**Exercise description:** Your answer must be an exact copy of the data below, minus any pictures.

**Data:**
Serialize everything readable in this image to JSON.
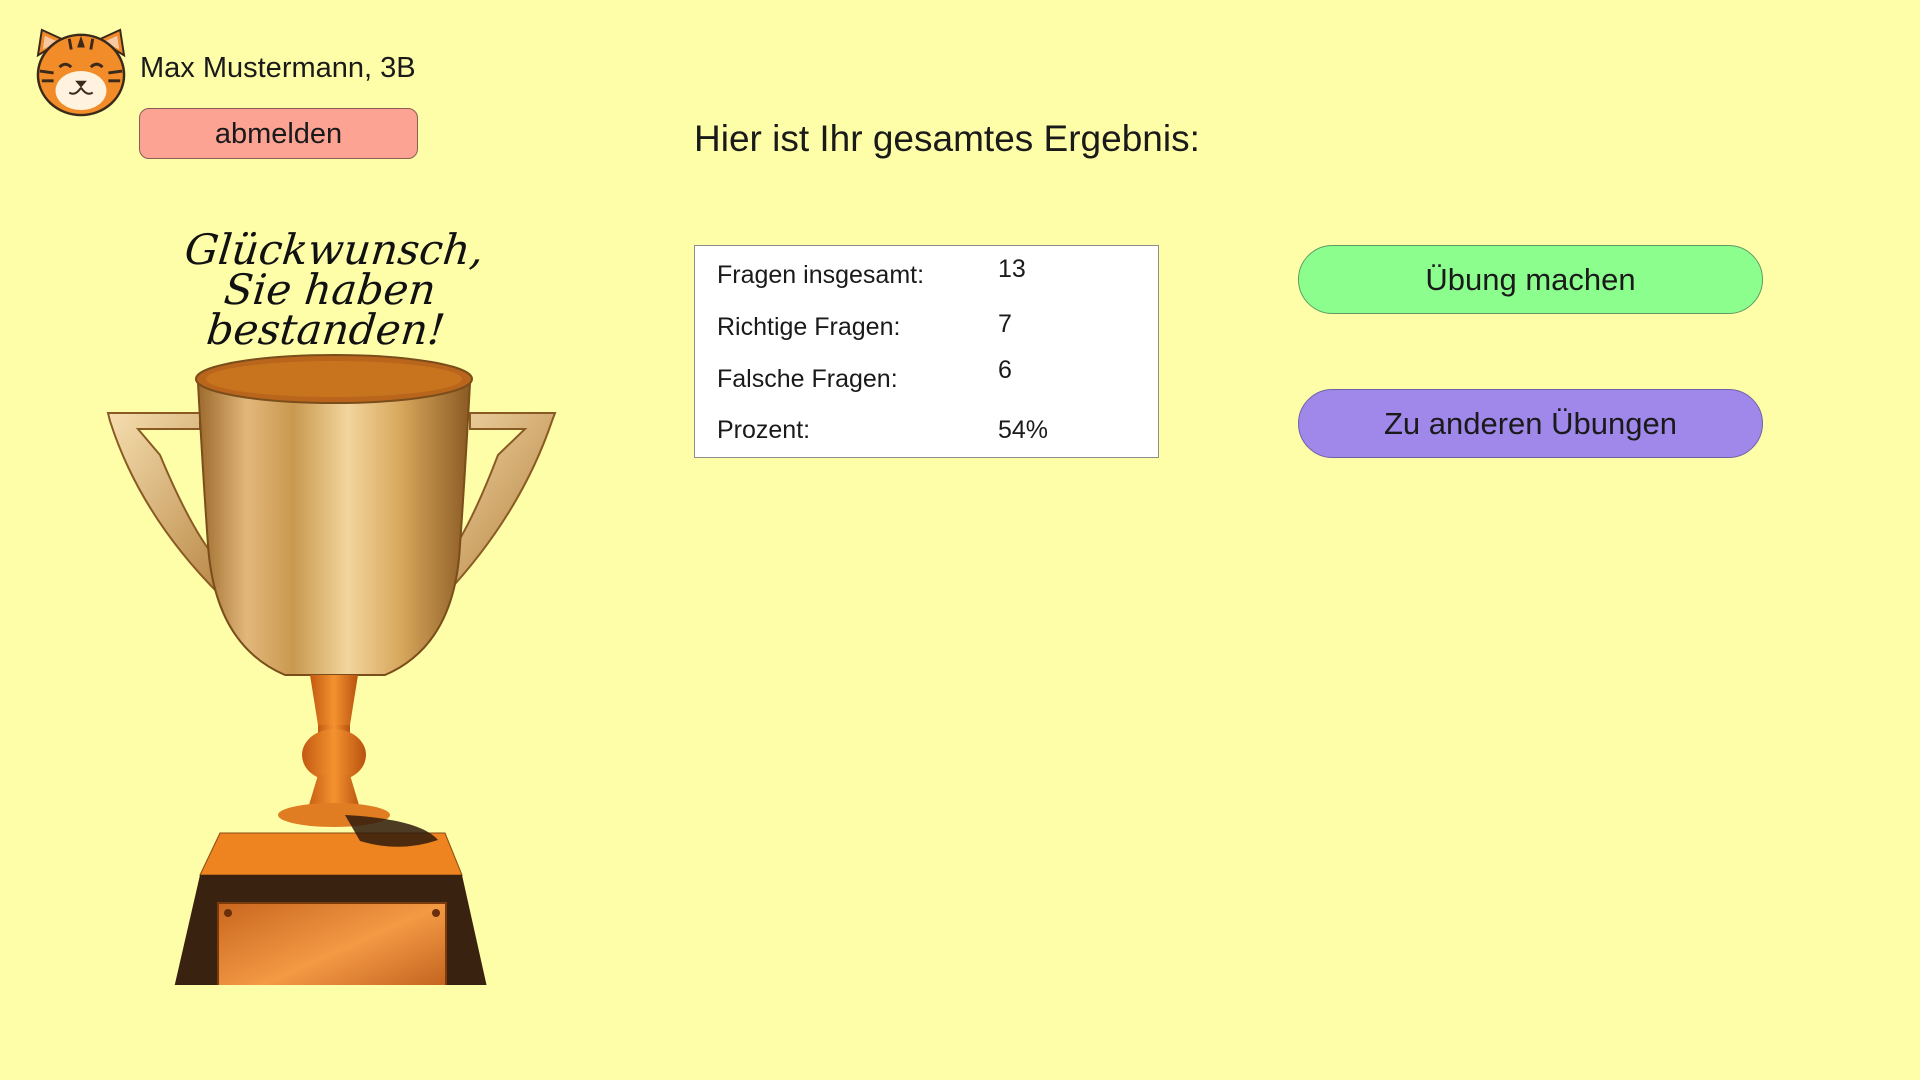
{
  "header": {
    "user_name": "Max Mustermann, 3B",
    "logout_label": "abmelden",
    "avatar_icon": "tiger-face-icon"
  },
  "main": {
    "title": "Hier ist Ihr gesamtes Ergebnis:",
    "results": [
      {
        "label": "Fragen insgesamt:",
        "value": "13"
      },
      {
        "label": "Richtige Fragen:",
        "value": "7"
      },
      {
        "label": "Falsche Fragen:",
        "value": "6"
      },
      {
        "label": "Prozent:",
        "value": "54%"
      }
    ]
  },
  "award": {
    "line1": "Glückwunsch,",
    "line2": "Sie haben bestanden!",
    "image_icon": "trophy-icon"
  },
  "actions": {
    "exercise_label": "Übung machen",
    "other_label": "Zu anderen Übungen"
  },
  "colors": {
    "background": "#fefda8",
    "logout": "#fca394",
    "exercise": "#8cfe8e",
    "other": "#a088eb"
  }
}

**Result for this task:**
Serialize everything readable in this image to JSON.
{
  "header": {
    "user_name": "Max Mustermann, 3B",
    "logout_label": "abmelden",
    "avatar_icon": "tiger-face-icon"
  },
  "main": {
    "title": "Hier ist Ihr gesamtes Ergebnis:",
    "results": [
      {
        "label": "Fragen insgesamt:",
        "value": "13"
      },
      {
        "label": "Richtige Fragen:",
        "value": "7"
      },
      {
        "label": "Falsche Fragen:",
        "value": "6"
      },
      {
        "label": "Prozent:",
        "value": "54%"
      }
    ]
  },
  "award": {
    "line1": "Glückwunsch,",
    "line2": "Sie haben bestanden!",
    "image_icon": "trophy-icon"
  },
  "actions": {
    "exercise_label": "Übung machen",
    "other_label": "Zu anderen Übungen"
  },
  "colors": {
    "background": "#fefda8",
    "logout": "#fca394",
    "exercise": "#8cfe8e",
    "other": "#a088eb"
  }
}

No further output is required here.